2 US Government, Forest Reserve Manual (Washington: Govt. print. off., 1902) 69. Includes a form used when leasing an area for a privately developed amenity.
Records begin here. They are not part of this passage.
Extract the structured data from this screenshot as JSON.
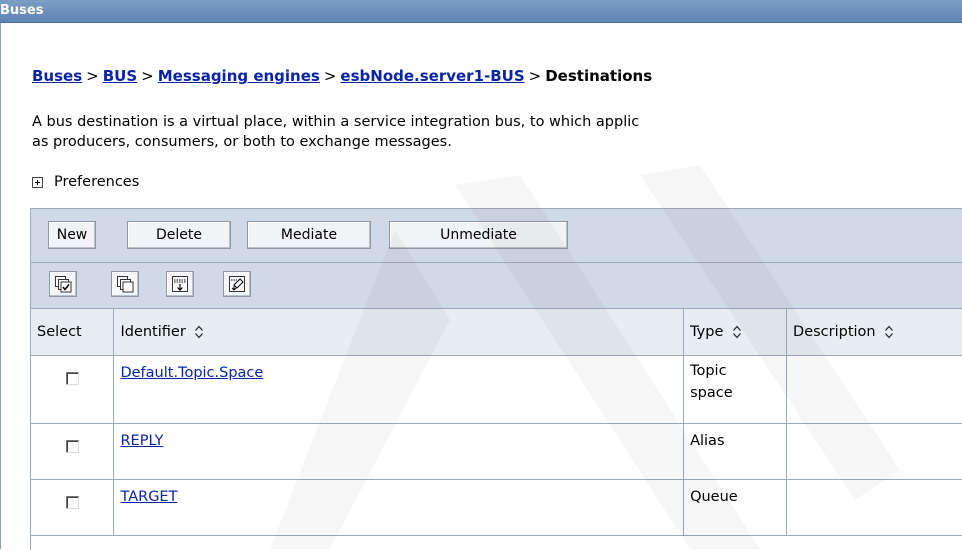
{
  "titlebar": {
    "title": "Buses"
  },
  "breadcrumb": {
    "links": [
      "Buses",
      "BUS",
      "Messaging engines",
      "esbNode.server1-BUS"
    ],
    "separator": ">",
    "current": "Destinations"
  },
  "description": {
    "line1": "A bus destination is a virtual place, within a service integration bus, to which applic",
    "line2": "as producers, consumers, or both to exchange messages."
  },
  "preferences": {
    "label": "Preferences"
  },
  "buttons": {
    "new": "New",
    "delete": "Delete",
    "mediate": "Mediate",
    "unmediate": "Unmediate"
  },
  "icons": [
    "select-all-icon",
    "deselect-all-icon",
    "show-filter-icon",
    "clear-filter-icon"
  ],
  "table": {
    "headers": {
      "select": "Select",
      "identifier": "Identifier",
      "type": "Type",
      "description": "Description"
    },
    "rows": [
      {
        "identifier": "Default.Topic.Space",
        "type_line1": "Topic",
        "type_line2": "space",
        "description": ""
      },
      {
        "identifier": "REPLY",
        "type_line1": "Alias",
        "type_line2": "",
        "description": ""
      },
      {
        "identifier": "TARGET",
        "type_line1": "Queue",
        "type_line2": "",
        "description": ""
      }
    ]
  },
  "colors": {
    "title_bar": "#6a8fbd",
    "link": "#0a24a8",
    "toolbar_bg": "#d0d9e6",
    "header_bg": "#e8edf3"
  }
}
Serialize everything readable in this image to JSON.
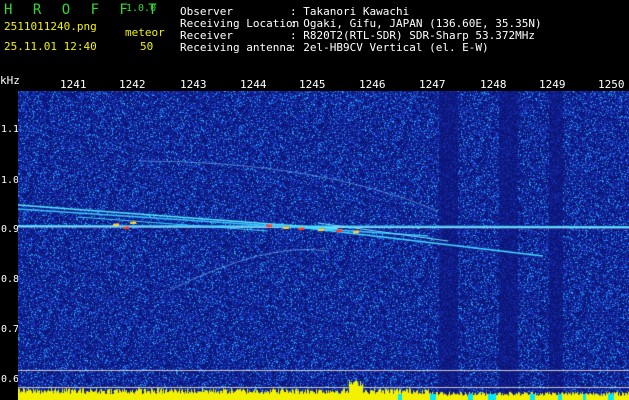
{
  "header": {
    "app_title": "H R O F F T",
    "app_version": "1.0.0",
    "filename": "2511011240.png",
    "timestamp": "25.11.01 12:40",
    "meteor_label": "meteor",
    "meteor_count": "50",
    "info": [
      {
        "label": "Observer",
        "value": ": Takanori Kawachi"
      },
      {
        "label": "Receiving Location",
        "value": ": Ogaki, Gifu, JAPAN (136.60E, 35.35N)"
      },
      {
        "label": "Receiver",
        "value": ": R820T2(RTL-SDR) SDR-Sharp 53.372MHz"
      },
      {
        "label": "Receiving antenna",
        "value": ": 2el-HB9CV Vertical (el. E-W)"
      }
    ]
  },
  "axes": {
    "x_unit": "",
    "x_ticks": [
      "1241",
      "1242",
      "1243",
      "1244",
      "1245",
      "1246",
      "1247",
      "1248",
      "1249",
      "1250"
    ],
    "y_unit": "kHz",
    "y_ticks": [
      "1.1",
      "1.0",
      "0.9",
      "0.8",
      "0.7",
      "0.6"
    ]
  },
  "colors": {
    "background": "#000000",
    "title_green": "#37d637",
    "info_yellow": "#f2f200",
    "noise_blue": "#1a2fa8",
    "signal_cyan": "#00e8ff",
    "signal_red": "#ff2a2a",
    "bottom_yellow": "#f2f200"
  }
}
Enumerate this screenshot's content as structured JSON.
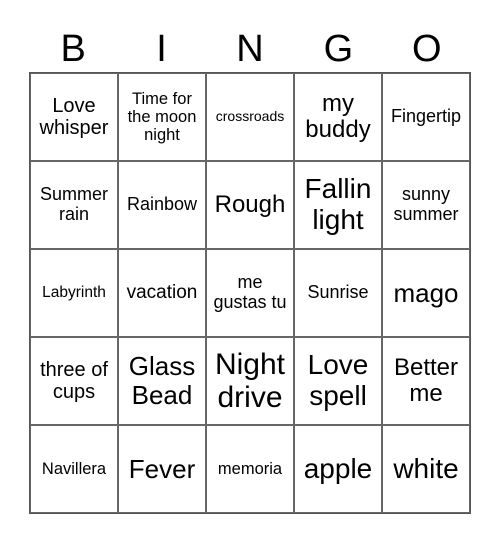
{
  "header": [
    "B",
    "I",
    "N",
    "G",
    "O"
  ],
  "cells": [
    [
      "Love whisper",
      "Time for the moon night",
      "crossroads",
      "my buddy",
      "Fingertip"
    ],
    [
      "Summer rain",
      "Rainbow",
      "Rough",
      "Fallin light",
      "sunny summer"
    ],
    [
      "Labyrinth",
      "vacation",
      "me gustas tu",
      "Sunrise",
      "mago"
    ],
    [
      "three of cups",
      "Glass Bead",
      "Night drive",
      "Love spell",
      "Better me"
    ],
    [
      "Navillera",
      "Fever",
      "memoria",
      "apple",
      "white"
    ]
  ]
}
One of the required questions to ascertain appropriateness of request asked "If the location is at shore of lake or bank of stream, will the granting of this privilege involve any monopoly of specially desirable camping grounds or place of resort. . .?"
3 Jim Morrison, "Commemorating 100 Years of the RV," Smithsonian.com, August 25, 2010. [accessed December 14, 2011]
4 William C. Tweed, History of Outdoor Recreation Development in National Forests 1891-1942 (Washington, DC: US Forest Service) 3.
5 Tweed, 3.
6 Forest Service, Report of the Forester, October 10, 1925, William B. Greeley, Forester (Washington, DC: United States Department of Agriculture, Forest Service, 1925) 11.
7 Forest Service, Report of the Forester, October 4, 1923, William B. Greeley, Forester (Washington, DC: United States Department of Agriculture, Forest Service, 1923) 37.
8 Morrison, 1.
9 E. P. Meinecke, "The Trailer Menace," (Forest History Society, Forest Service History Collection, 1935). Paper written for internal distribution, US Department of Agriculture.
10 Tweed, 16-20.
11 "Statistical Supplements to Chief of the Forest Service, 1953," (Washington, DC: United States Department of Agriculture, Forest Service) 8.
12 Forest Service, Report of the Chief of the Forest Service, 1962 (Washington, DC: United States Department of Agriculture, Forest Service, 1960) 15.
Written by: Nancy C. Nye, special
projects, Forest History Society.